[Task description]
Show every line below where "selected" appears.

[Task input]
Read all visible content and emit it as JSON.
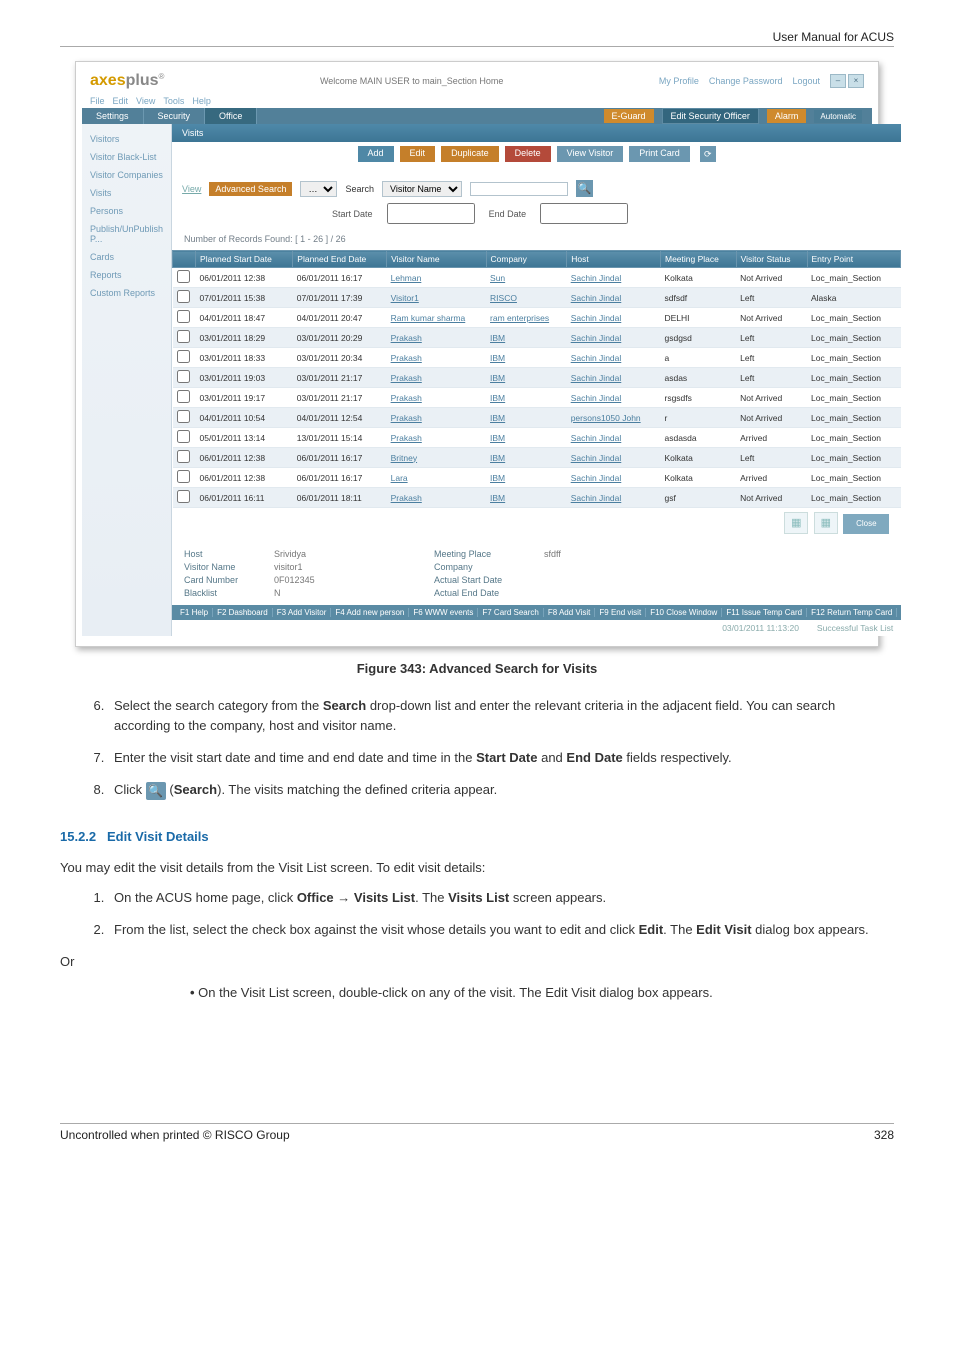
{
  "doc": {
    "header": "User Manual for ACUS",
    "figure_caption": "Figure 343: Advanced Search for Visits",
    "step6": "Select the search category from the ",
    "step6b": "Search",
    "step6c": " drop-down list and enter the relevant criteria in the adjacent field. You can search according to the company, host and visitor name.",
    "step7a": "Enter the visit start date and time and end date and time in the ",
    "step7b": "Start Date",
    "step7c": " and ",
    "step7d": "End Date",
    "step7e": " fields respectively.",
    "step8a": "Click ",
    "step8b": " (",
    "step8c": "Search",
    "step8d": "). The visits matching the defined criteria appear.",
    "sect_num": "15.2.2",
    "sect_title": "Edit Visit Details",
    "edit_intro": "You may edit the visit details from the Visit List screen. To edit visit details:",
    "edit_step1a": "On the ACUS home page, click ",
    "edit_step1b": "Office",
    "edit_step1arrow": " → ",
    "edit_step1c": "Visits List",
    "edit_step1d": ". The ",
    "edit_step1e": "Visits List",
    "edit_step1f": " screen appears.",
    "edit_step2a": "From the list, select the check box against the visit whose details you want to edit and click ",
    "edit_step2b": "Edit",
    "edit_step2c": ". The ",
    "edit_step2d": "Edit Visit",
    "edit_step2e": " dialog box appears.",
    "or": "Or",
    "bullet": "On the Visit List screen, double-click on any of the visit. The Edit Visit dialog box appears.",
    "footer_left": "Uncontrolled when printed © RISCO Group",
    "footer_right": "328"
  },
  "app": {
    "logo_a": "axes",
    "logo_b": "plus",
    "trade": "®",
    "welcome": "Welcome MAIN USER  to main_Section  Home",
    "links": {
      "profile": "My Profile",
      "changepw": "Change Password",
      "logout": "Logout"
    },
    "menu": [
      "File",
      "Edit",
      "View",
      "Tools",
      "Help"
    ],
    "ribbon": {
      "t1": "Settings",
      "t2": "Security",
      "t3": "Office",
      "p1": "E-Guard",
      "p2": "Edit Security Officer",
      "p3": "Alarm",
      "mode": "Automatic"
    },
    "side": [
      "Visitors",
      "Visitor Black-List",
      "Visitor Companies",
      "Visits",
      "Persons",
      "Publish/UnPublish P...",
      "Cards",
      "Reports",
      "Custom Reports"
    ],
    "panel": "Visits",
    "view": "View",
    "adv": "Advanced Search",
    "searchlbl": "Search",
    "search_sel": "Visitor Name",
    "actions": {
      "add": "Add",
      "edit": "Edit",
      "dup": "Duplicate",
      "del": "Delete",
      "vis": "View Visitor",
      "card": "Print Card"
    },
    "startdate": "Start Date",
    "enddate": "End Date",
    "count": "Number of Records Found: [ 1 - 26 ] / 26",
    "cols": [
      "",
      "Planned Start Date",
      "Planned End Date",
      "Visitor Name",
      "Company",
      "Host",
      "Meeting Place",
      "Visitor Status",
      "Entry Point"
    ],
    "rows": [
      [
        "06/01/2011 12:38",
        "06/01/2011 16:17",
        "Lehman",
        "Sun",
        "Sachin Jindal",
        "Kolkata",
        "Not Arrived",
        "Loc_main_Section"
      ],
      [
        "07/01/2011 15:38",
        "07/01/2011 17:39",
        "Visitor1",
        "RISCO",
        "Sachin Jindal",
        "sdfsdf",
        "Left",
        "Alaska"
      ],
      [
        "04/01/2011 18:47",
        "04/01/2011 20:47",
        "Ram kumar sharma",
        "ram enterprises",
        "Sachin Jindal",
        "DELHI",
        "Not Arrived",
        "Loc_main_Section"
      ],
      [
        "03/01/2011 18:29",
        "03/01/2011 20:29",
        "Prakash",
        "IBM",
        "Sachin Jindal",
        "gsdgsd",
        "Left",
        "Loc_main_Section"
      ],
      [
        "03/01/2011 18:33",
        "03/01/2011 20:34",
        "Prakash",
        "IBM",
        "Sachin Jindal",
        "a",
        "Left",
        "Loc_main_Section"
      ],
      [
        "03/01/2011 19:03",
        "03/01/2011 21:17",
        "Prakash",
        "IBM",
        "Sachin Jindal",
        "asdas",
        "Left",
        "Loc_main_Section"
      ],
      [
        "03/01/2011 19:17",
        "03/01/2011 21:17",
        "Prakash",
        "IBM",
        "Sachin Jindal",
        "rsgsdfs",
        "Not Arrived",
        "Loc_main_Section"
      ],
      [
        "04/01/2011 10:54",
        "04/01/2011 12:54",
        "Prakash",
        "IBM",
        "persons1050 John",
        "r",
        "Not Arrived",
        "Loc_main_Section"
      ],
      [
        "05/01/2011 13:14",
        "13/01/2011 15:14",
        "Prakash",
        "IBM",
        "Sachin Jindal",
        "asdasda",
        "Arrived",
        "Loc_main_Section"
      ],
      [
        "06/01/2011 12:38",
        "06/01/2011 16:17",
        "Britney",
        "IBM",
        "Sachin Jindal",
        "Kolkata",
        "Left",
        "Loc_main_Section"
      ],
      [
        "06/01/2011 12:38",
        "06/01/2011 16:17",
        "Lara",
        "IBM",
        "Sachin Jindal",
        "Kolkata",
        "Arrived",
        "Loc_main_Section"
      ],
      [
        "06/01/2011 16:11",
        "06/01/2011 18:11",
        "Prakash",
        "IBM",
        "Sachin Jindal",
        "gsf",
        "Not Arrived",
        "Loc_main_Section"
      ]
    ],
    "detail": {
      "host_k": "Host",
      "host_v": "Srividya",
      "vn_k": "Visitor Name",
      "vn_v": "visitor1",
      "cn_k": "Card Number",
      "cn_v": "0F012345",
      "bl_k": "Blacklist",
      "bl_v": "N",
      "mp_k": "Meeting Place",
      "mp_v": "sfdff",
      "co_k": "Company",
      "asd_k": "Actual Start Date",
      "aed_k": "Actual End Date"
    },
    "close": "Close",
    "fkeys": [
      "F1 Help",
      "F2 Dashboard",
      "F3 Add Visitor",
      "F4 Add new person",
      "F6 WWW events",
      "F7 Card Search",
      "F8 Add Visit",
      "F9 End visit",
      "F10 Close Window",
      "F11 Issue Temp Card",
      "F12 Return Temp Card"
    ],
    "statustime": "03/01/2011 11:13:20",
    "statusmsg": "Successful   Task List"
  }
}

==

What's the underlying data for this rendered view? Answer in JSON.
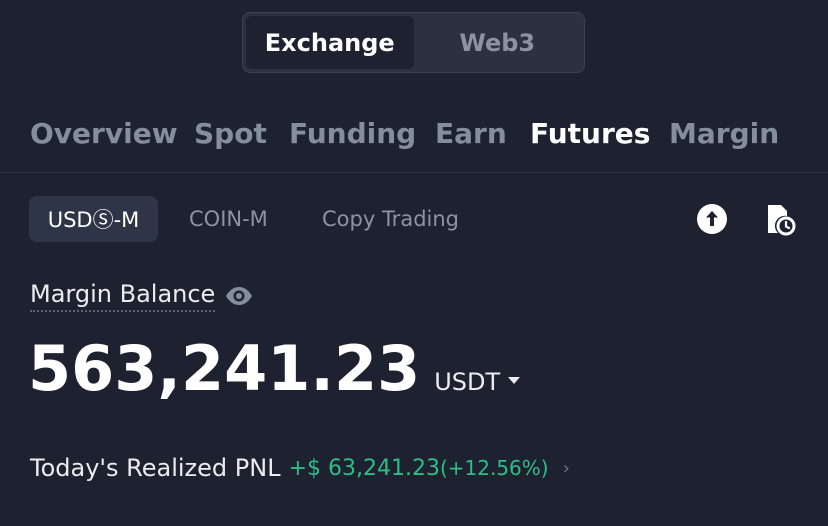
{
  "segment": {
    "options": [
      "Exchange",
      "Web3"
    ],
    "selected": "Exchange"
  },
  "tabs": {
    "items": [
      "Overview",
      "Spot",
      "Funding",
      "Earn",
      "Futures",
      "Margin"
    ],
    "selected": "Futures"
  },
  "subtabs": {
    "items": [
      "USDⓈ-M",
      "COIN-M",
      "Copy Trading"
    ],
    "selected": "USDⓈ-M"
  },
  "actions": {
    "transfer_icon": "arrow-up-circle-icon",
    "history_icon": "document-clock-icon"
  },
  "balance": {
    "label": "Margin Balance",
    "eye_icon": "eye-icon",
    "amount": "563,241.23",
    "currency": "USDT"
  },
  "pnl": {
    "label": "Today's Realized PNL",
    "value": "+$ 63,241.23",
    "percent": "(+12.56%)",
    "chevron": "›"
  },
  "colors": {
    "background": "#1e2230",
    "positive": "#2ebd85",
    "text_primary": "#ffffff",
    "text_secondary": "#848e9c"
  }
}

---

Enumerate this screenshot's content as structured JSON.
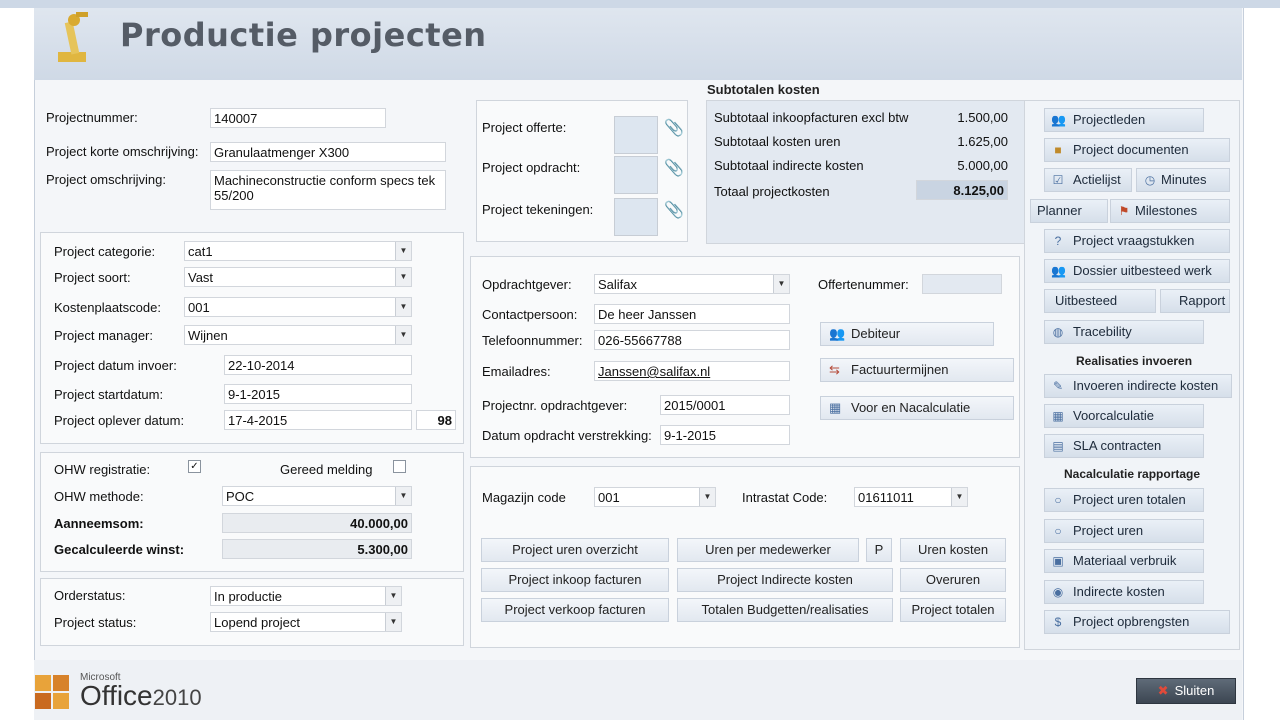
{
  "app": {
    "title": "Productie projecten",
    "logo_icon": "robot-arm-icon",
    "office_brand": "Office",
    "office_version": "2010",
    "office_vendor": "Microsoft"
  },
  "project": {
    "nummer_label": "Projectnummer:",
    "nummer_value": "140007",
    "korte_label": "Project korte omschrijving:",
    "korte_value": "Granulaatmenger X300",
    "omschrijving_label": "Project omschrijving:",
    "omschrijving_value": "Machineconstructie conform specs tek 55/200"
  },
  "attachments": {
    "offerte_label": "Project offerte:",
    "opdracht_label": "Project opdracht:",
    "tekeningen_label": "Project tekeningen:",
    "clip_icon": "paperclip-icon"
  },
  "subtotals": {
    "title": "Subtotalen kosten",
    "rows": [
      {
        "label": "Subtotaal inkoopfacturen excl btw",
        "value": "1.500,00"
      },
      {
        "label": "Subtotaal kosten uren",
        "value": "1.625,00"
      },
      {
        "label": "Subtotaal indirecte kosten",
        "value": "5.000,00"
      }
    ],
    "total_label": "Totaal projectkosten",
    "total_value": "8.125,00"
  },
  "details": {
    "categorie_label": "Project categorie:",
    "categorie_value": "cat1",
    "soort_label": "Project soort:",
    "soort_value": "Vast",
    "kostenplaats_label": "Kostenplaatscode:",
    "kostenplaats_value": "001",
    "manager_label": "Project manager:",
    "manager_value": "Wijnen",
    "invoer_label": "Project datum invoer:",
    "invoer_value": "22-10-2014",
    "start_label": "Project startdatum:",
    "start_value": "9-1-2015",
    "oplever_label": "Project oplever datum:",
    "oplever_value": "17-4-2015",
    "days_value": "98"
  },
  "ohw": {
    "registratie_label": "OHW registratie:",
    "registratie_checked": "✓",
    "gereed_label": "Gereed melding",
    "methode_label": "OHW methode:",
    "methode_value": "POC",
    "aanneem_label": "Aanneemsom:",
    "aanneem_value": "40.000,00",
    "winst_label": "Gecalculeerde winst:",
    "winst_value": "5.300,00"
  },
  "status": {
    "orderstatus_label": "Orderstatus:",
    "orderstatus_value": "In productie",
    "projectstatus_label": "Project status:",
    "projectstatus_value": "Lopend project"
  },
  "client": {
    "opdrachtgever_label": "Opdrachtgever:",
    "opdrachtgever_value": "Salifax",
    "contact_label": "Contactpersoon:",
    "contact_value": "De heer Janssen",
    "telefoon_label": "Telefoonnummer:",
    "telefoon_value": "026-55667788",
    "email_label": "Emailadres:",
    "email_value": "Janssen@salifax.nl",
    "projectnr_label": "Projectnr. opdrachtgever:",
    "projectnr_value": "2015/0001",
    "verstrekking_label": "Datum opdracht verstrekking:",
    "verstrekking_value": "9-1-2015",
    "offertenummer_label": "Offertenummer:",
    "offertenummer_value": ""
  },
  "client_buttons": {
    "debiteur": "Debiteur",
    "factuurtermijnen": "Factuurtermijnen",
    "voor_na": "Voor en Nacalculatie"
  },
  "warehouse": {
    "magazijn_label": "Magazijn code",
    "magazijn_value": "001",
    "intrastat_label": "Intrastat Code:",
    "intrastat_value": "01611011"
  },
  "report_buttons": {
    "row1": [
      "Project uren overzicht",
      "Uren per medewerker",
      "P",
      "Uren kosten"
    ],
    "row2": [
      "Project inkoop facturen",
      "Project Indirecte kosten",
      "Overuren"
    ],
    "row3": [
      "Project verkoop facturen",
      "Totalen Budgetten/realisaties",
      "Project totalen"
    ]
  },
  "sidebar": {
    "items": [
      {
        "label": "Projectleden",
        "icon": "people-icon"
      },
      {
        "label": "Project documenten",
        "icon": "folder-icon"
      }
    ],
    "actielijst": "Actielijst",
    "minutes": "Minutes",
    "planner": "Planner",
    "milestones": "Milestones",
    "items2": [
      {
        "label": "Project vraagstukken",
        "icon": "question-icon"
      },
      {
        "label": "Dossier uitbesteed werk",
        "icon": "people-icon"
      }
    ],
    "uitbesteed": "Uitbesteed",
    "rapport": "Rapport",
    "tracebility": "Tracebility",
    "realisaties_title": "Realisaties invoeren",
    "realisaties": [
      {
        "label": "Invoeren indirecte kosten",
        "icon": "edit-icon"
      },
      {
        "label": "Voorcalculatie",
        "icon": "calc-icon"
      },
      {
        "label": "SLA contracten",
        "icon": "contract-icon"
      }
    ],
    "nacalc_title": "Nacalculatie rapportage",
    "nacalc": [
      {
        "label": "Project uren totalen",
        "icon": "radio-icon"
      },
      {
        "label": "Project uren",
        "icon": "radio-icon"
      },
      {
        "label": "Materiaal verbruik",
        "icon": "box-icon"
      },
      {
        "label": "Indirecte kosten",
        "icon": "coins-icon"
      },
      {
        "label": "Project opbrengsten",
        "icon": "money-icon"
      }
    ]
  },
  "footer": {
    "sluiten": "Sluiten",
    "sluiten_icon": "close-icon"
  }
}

[Solution to this exercise]
    "selected": "Exchange"
    "selected": "Futures"
    "selected": "USDⓈ-M"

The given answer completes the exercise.